Jalen Brunson is leaving the Dallas Mavericks for the New York Knicks. Well, eventually. But before he does, I wanted to break down his play one more time.
As I’ve mentioned before, I am a nerd for footwork in basketball. And Brunson is a gold mine for footwork and fakes. He’s not athletic, and doesn’t have above average size. But he does have an arsenal of old man basketball moves that help him get open. This makes him a menace in the paint, despite his lack of height.
I could post a hundred plays here, because at least once per game Brunson would bust out some hesitation-pivot-pump-fake-drop-step combo and get a bucket. But we don’t have the space for it. Our guy Panda Hank has a couple highlight videos put together, one of which is below:
I chose three of my favorite Brunson plays from the end of the year—two from the opening round against the Utah Jazz, and one from a late regular season matchup with the Detroit Pistons. They don’t come close to demonstrating the variety of moves in his bag, but they’re the ones that left me smiling in the moment.
In this first clip, Brunson sets a screen, then pops out to the 3-point line where he receives a pass from Luka Doncic. Killian Hayes runs out to contest, and Brunson gets him in the air with a pump fake, then drives. He’s met by Cade Cunningham at the rim. Brunson stops, almost on a dime, then pump fakes again. Cunningham bites, and with Hayes on his hip, Brunson steps through and hits an easy layup. No elite athleticism needed—just a couple of simple pump fakes and a step through lead to a basket in the paint.
In this next clip, Brunson uses a series of quick moves to get up an efficient shot in the lane. He receives a dribble handoff coming off a screen, which gets him into the lane easily. From there, he gets Hassan Whiteside backpedaling, then hits him with a step-back and pump fakes. Whiteside bites, and Brunson steps through for a floater. But Whiteside stays connected. No matter. Brunson gives him a little bump, then hits a little fadeaway jumper. Looks so easy, but takes an impressive combo of moves.
This last clip is a masterpiece. Brunson hits Royce O’Neal with a five piece combo that’s a beauty. He starts with a hesitation to his left, then crosses over, spins, pivots, then steps through for a wide open layup. It all happens within a couple seconds, against a good defender in O’Neal. It’s the kind of thing that makes basketball fans swoon.

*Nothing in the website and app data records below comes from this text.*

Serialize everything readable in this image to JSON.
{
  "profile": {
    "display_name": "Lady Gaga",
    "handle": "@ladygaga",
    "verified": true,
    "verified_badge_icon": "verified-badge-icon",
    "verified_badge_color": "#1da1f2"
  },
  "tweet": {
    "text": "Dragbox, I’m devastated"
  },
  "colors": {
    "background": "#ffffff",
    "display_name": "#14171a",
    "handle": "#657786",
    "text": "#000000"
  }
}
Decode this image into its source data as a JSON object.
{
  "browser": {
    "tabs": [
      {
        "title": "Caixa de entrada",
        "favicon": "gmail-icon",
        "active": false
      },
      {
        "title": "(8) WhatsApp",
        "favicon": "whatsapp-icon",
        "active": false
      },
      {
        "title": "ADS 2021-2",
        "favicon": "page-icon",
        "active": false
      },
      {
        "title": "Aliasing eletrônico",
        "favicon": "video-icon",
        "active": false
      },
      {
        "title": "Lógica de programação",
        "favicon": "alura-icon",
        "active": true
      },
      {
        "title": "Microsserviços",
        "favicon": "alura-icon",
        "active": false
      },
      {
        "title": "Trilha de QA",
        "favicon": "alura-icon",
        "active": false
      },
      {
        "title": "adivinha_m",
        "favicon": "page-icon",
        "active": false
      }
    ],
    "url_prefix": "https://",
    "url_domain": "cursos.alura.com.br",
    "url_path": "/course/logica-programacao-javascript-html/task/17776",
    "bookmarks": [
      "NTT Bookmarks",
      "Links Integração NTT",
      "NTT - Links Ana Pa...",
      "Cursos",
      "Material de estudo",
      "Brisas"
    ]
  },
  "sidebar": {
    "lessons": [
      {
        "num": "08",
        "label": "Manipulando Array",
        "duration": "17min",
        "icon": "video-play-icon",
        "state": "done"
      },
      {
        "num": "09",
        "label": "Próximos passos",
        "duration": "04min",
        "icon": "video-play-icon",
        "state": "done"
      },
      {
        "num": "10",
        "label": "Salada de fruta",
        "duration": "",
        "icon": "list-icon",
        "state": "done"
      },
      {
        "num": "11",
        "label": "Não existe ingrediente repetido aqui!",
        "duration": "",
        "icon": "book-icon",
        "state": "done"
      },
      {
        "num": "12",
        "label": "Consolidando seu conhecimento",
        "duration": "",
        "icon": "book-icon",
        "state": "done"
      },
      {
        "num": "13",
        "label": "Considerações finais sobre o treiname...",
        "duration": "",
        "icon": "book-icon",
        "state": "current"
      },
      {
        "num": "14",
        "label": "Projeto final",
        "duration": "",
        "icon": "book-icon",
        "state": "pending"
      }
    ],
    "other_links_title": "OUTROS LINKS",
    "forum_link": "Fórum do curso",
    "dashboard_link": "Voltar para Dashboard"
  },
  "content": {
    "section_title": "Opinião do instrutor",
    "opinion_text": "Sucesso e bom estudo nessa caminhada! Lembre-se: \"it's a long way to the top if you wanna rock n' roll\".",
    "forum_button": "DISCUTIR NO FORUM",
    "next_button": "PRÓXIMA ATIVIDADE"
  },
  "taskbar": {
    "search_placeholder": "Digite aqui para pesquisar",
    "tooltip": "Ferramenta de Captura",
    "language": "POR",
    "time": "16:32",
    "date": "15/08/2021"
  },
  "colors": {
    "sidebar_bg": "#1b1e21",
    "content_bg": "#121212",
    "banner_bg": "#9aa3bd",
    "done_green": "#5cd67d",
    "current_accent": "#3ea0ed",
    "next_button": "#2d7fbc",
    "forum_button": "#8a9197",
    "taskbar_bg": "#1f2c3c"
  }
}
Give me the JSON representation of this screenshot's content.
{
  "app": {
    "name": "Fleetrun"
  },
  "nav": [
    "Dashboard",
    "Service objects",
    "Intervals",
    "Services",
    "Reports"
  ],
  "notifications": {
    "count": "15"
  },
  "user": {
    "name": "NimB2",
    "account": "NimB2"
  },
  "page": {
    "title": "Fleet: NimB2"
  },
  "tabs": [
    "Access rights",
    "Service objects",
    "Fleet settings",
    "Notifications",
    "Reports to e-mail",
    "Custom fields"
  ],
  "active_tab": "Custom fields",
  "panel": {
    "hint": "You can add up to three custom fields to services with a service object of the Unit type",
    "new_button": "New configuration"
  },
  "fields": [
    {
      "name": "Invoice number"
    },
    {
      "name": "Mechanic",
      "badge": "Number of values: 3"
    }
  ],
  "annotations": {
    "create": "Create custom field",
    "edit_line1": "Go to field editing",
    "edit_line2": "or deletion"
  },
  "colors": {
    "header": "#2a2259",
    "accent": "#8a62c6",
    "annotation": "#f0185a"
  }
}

Brunson will only add to repertoire as his career progresses. It’ll be fun to see, and unfortunately for Mavericks fans, it’ll be in New York with the Knicks. But it was a treat to watch here in Dallas while we could, and we’ll get to see him twice a year going forward.